    def __init__(self, master):
        # Call superclass constructor
        tk.Frame.__init__(self, master)
        # Place frame into main window
        # Create text box with "Hello World" text
        hello = tk.Label(self, text="Hello World! This label can hold strings!")
        # Place text box into frame
        hello.grid(row=0, column=0)

# Spawn window
if __name__ == "__main__":
    # Create main window object
    root = tk.Tk()
    # Set title of window
    root.title("Hello World!")
    # Instantiate HelloWorldFrame object
    hello_frame = HelloWorldFrame(root)
    # Start GUI

Geometry Managers

Tkinter has three mechanisms for geometry management: place, pack, and grid.

The place manager uses absolute pixel coordinates.

The pack manager places widgets into one of 4 sides. New widgets are placed next to existing widgets.

The grid manager places widgets into a grid similar to a dynamically resizing spreadsheet.


The most common keyword arguments for are as follows:

  • x, the absolute x-coordinate of the widget
  • y, the absolute y-coordinate of the widget
  • height, the absolute height of the widget
  • width, the absolute width of the widget

A code example using place:

class PlaceExample(Frame):
    def __init__(self,master):
        top_text=Label(master,text="This is on top at the origin")
        bottom_right_text=Label(master,text="This is at position 200,400")
# Spawn Window
if __name__=="__main__":


widget.pack can take the following keyword arguments:

  • expand, whether or not to fill space left by parent
  • fill, whether to expand to fill all space (NONE (default), X, Y, or BOTH)
  • side, the side to pack against (TOP (default), BOTTOM, LEFT, or RIGHT)


The most commonly used keyword arguments of widget.grid are as follows:

  • row, the row of the widget (default smallest unoccupied)
  • rowspan, the number of colums a widget spans (default 1)
  • column, the column of the widget (default 0)
  • columnspan, the number of columns a widget spans (default 1)
  • sticky, where to place widget if the grid cell is larger than it (combination of N,NE,E,SE,S,SW,W,NW)

The rows and columns are zero indexed. Rows increase going down, and columns increase going right.

A code example using grid:

from tkinter import *

class GridExample(Frame):
    def __init__(self,master):
        top_text=Label(self,text="This text appears on top left")
        top_text.grid() # Default position 0, 0
        bottom_text=Label(self,text="This text appears on bottom left")
        bottom_text.grid() # Default position 1, 0
        right_text=Label(self,text="This text appears on the right and spans both rows",
        # Position is 0,1
        # Rowspan means actual position is [0-1],1

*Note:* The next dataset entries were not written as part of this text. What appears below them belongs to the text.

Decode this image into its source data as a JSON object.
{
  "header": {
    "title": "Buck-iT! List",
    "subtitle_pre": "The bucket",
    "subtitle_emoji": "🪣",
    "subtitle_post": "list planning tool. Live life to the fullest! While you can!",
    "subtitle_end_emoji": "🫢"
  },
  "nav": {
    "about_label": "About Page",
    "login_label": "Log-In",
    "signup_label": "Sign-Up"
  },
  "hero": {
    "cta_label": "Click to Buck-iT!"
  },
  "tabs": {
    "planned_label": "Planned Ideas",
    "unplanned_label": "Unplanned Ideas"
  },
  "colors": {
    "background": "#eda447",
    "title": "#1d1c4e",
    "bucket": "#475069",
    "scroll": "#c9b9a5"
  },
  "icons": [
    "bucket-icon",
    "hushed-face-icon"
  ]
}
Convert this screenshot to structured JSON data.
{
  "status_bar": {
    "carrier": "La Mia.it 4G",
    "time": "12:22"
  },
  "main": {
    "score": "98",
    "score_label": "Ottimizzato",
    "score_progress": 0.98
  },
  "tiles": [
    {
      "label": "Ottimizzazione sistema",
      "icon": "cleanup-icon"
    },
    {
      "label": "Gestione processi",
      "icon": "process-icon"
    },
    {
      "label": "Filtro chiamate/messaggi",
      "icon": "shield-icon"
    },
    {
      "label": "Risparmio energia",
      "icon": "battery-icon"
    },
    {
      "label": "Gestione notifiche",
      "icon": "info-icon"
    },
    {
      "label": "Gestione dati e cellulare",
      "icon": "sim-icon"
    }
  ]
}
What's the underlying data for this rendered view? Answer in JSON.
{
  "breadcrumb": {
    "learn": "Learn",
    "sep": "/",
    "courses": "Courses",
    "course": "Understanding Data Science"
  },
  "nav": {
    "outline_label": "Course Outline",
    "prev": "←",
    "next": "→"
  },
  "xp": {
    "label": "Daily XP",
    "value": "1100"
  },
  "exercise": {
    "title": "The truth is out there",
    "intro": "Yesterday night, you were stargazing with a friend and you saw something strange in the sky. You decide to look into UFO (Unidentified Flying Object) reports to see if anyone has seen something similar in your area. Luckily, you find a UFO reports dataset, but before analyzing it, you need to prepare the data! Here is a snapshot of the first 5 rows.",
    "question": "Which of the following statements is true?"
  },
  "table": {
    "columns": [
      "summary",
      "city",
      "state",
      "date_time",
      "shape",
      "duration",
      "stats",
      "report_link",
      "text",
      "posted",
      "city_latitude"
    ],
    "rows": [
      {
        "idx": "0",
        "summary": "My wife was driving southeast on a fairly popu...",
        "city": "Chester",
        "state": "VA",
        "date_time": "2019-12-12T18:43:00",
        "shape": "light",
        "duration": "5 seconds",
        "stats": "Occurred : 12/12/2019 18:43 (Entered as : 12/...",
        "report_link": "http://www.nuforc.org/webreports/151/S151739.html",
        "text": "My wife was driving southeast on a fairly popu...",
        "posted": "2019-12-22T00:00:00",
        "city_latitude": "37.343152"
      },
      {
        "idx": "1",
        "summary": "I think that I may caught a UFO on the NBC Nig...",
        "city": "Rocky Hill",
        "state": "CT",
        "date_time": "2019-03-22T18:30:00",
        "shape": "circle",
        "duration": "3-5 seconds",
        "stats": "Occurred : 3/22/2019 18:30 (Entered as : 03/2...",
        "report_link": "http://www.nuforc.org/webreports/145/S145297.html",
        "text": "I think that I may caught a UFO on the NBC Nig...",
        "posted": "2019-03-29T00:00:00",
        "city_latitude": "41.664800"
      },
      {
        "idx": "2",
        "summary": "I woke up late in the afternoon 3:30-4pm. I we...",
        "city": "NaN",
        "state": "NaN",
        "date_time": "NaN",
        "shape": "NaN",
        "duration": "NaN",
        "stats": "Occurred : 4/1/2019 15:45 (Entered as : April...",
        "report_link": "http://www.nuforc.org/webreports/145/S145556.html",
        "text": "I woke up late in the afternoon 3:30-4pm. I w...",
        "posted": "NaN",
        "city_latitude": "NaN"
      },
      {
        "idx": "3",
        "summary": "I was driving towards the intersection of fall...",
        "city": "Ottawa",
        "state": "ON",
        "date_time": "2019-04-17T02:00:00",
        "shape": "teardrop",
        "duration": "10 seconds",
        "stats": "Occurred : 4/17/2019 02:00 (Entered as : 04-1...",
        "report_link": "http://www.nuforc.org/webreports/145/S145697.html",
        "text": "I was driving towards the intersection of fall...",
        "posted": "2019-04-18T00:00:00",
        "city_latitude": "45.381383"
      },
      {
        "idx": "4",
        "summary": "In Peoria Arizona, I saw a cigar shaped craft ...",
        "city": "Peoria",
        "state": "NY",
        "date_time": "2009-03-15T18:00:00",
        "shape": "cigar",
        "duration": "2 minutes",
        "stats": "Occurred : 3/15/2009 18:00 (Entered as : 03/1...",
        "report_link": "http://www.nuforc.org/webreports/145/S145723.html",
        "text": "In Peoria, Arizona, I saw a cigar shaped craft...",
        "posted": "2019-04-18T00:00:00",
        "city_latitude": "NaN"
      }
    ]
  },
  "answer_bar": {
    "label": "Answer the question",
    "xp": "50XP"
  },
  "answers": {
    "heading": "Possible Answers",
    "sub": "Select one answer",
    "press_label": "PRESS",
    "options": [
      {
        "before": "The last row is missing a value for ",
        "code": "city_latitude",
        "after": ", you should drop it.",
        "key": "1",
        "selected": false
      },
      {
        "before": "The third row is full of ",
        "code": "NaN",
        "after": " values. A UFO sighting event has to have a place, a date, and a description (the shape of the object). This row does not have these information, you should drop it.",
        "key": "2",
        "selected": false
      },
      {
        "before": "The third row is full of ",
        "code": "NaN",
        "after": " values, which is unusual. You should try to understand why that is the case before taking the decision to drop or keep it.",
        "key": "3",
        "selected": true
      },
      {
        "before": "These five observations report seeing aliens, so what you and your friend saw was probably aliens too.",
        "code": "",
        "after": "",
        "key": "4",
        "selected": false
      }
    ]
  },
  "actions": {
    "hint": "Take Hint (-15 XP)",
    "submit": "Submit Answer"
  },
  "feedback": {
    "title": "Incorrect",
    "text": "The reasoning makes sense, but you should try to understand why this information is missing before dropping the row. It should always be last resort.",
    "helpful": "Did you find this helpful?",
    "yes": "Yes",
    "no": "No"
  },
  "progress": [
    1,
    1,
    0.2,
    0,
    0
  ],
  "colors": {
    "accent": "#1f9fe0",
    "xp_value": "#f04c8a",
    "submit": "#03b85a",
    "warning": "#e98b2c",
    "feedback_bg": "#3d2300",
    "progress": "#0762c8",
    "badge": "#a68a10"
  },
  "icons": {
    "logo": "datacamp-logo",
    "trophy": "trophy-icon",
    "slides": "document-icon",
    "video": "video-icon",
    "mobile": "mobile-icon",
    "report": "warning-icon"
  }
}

# Spawn Window
if __name__=="__main__":

Never mix pack and grid within the same frame! Doing so will lead to application deadlock!